Hi Darnell. Give us a little info about yourself!


I'm 20 years old and currently in full time work. I grew up in St. Pauls in Bristol. I studied media in college and I've been on film courses and residentials since.



‘Battle’ is the first film you’ve worked on right? How did you find the process of working in a professional film environment? 


I found it challenging because it was my first project, but I was lucky to have a great mentor, Michael Jenkins. Through storyboarding, editing, and ideas, he helped me make my short the best it can be.

I loved every part of it because it helped me understand more about the industry.



Battle’ tells a very human story of the struggle with depression. Is it a demon you’ve faced in your own life, and what made you want to translate that into film?


It wasn't more of the demon I was battling, it was just feeling alone and knowing that I'm not the only one feeling like this.

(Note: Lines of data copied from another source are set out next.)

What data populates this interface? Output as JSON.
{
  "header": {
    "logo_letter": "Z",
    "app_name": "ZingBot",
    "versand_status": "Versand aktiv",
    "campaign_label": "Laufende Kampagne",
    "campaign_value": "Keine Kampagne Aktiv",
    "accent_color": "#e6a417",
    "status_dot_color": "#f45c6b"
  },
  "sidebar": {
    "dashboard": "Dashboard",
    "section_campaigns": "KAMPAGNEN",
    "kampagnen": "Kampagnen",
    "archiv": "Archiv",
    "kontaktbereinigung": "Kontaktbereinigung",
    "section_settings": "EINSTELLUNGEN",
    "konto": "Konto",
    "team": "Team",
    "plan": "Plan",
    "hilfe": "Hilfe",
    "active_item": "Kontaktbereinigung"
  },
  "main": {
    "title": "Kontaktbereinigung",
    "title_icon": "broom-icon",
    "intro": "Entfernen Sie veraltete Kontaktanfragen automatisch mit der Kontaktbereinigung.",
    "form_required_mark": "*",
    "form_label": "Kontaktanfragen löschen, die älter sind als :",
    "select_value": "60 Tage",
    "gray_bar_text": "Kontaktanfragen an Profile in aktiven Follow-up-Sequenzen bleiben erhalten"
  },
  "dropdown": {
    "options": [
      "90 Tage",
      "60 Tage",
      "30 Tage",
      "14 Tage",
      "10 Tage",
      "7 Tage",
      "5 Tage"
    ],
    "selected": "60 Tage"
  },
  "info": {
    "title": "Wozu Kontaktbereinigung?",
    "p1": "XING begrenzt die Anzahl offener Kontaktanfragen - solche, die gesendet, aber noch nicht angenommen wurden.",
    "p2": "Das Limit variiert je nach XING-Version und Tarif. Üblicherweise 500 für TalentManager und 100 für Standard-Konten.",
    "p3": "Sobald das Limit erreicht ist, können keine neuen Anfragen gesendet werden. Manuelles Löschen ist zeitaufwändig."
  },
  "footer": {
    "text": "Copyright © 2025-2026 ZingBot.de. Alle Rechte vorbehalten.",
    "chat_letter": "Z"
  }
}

So I felt that if i was going to be blessed with a great platform to make a film, I was going to try and help anybody who is going through the same thing and show they are not alone and that there is a way out.
































How has the film been received since it was released?


The feedback I've received about the film has been amazing. But it's touched me even more having random people tell me how much they related to it and complimenting how brave I was for making it. It's had numerous shares and a lot of appreciation, and it's also allowed me to go on numerous panels to talk about it.



Are you hoping to continue to create film work?


I am. I'm still working on releasing new projects in 2018. This year I've just been trying to explore different things; still trying to come out of my comfort zone. I've found that I really like festivals, which I never thought in a millions years I would. My last was Boomtown and I'm definitely going next year.



Finally, do you have any pieces of wisdom to pass on to other young creatives out there?


Stay true to yourself. If you feel you want to express apart of you that is hurting, or even a side you feel people in your community or peers wont understand, just do it because what one wont understand another will appreciate.



Thanks a ton Darnell!